[What is needed]
Find the string "icon" in the entries and copy each line that has it.

◇ ◇ ◇

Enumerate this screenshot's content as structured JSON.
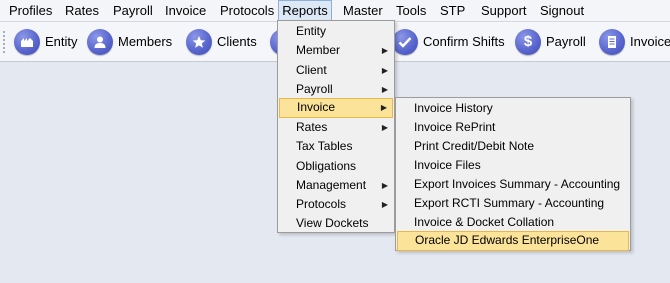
{
  "menubar": {
    "items": [
      "Profiles",
      "Rates",
      "Payroll",
      "Invoice",
      "Protocols",
      "Reports",
      "Master",
      "Tools",
      "STP",
      "Support",
      "Signout"
    ]
  },
  "toolbar": {
    "buttons": [
      {
        "label": "Entity",
        "icon": "building-icon"
      },
      {
        "label": "Members",
        "icon": "user-icon"
      },
      {
        "label": "Clients",
        "icon": "star-icon"
      },
      {
        "label": "",
        "icon": "partial-icon"
      },
      {
        "label": "Confirm Shifts",
        "icon": "check-icon"
      },
      {
        "label": "Payroll",
        "icon": "dollar-icon"
      },
      {
        "label": "Invoice",
        "icon": "document-icon"
      }
    ]
  },
  "reports_menu": {
    "items": [
      {
        "label": "Entity",
        "submenu": false
      },
      {
        "label": "Member",
        "submenu": true
      },
      {
        "label": "Client",
        "submenu": true
      },
      {
        "label": "Payroll",
        "submenu": true
      },
      {
        "label": "Invoice",
        "submenu": true,
        "highlighted": true
      },
      {
        "label": "Rates",
        "submenu": true
      },
      {
        "label": "Tax Tables",
        "submenu": false
      },
      {
        "label": "Obligations",
        "submenu": false
      },
      {
        "label": "Management",
        "submenu": true
      },
      {
        "label": "Protocols",
        "submenu": true
      },
      {
        "label": "View Dockets",
        "submenu": false
      }
    ]
  },
  "invoice_submenu": {
    "items": [
      {
        "label": "Invoice History"
      },
      {
        "label": "Invoice RePrint"
      },
      {
        "label": "Print Credit/Debit Note"
      },
      {
        "label": "Invoice Files"
      },
      {
        "label": "Export Invoices Summary - Accounting"
      },
      {
        "label": "Export RCTI Summary - Accounting"
      },
      {
        "label": "Invoice & Docket Collation"
      },
      {
        "label": "Oracle JD Edwards EnterpriseOne",
        "highlighted": true
      }
    ]
  },
  "colors": {
    "highlight": "#fbe39a",
    "icon": "#5a67cf",
    "background": "#e4e8f1"
  }
}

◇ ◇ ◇

[Your solution]
        "icon": "building-icon"
        "icon": "user-icon"
        "icon": "star-icon"
        "icon": "partial-icon"
        "icon": "check-icon"
        "icon": "dollar-icon"
        "icon": "document-icon"
    "icon": "#5a67cf",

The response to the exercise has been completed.